Underground Atlanta — a 12-acre retail and entertainment complex downtown — is like a phoenix, the mythical bird that symbolizes this city that rose from the ashes: Another incarnation is always rising.
The latest proposal for this longtime, often troubled Atlanta landmark is the most ambitious: Promoters want to spend $400 million turning Underground into a gleaming gambling edifice featuring 5,500 slot machine-like devices, a 29-story hotel, upscale restaurants and Vegas-style shows.
Getting approval for a casino in Georgia won't be easy: The state lottery, which provides college scholarships for Georgians, is the only legal form of gambling. Gov. Sonny Perdue, a Republican, opposes gaming. Efforts to bring in everything from horse-racing to gaming tables have foundered.
Business partners Dan O'Leary and John Aderhold, however, think they can circumvent opposition. Gambling machines at Underground wouldn't be true slots, they say, but "video lottery terminals" managed by the state lottery. The machines look like slots but pay out at a predetermined rate so there's less random chance.
The lottery would get 50% of gross revenues from the machines. No legislative approval is required. The machines would require approval only from the Georgia Lottery Board, which has not yet considered the proposal.
"It's just a legal form of gambling now approved by the state," says O'Leary, 46, managing partner of Underground. "We can create a virtual casino experience, but they are video lottery terminals. The general public won't be able to tell the difference" between the terminals and slot machines.
O'Leary is selling the proposal as a way to pump an additional $200 million or more a year into the HOPE scholarship program. He says a revitalized Underground would generate 2,000 direct jobs and $2.8 billion a year in related tourism.
Thomas Grey, spokesman for StopPredatoryGambling.org doubts the economic benefits. "With the economy the way it is now, it's hard for government to argue that people should go gamble, instead of save and invest, pay down debt," he says.
A generation ago, Americans had to trek to Las Vegas or Atlantic City to gamble legally.
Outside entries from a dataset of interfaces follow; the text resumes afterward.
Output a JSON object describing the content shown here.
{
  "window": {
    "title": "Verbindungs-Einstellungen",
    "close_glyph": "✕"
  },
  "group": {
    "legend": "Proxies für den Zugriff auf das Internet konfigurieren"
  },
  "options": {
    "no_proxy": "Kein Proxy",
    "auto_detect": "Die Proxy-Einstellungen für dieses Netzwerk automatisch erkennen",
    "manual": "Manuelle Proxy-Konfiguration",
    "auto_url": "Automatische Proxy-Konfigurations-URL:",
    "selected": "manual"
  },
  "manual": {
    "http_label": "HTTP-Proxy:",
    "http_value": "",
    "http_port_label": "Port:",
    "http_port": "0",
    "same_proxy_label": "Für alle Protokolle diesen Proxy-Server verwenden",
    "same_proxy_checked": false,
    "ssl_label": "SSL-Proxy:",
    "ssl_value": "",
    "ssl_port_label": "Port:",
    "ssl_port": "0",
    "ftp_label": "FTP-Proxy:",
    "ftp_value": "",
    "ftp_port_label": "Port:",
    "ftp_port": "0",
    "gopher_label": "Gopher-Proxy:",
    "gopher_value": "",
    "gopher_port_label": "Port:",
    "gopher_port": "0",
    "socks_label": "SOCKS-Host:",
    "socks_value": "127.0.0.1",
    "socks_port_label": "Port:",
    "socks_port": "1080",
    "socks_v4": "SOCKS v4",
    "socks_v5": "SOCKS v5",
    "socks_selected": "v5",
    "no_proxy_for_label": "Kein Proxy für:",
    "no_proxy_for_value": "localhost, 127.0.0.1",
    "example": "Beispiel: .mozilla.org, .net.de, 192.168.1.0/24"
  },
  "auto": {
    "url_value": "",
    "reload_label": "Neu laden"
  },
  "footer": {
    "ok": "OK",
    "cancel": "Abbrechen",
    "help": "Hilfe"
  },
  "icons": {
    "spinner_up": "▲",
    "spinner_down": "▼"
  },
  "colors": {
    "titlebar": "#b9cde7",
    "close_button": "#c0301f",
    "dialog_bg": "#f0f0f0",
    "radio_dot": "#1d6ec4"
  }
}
Today, Utah and Hawaii are the only states that have no form of legalized gambling.
As budget shortfalls hit statehouses and city halls, the lure of gaming is powerful for many politicians, says Boston College professor Richard McGowan, author of the 2008 book The Gambling Debate. "Right now states are really competing for revenue," he says. "Gambling seems like it's painless revenue. They figure, if they're already gambling, why shouldn't we keep our hand in it?"
Despite the wretched economy, state and local governments are finding staunch opposition to some gambling proposals. Among them:
• Etowah County, Ala. Former state Supreme Court chief justice Roy Moore, who was ousted from the bench after defying a federal judge's order to remove a 5,200-pound Ten Commandments monument he had installed in the state judicial building in 2001, opposes a plan by the County Commission to allow "machine bingo."
• Vermont. The state auditor proposes putting a casino in Killington or other resort areas to generate funds for roads and bridges, but the Legislature has been cool to the idea.
• New Hampshire. Efforts to expand gambling by allowing slot machines at race tracks to generate jobs and revenue face a fight from the Granite State Coalition Against Expanded Gambling.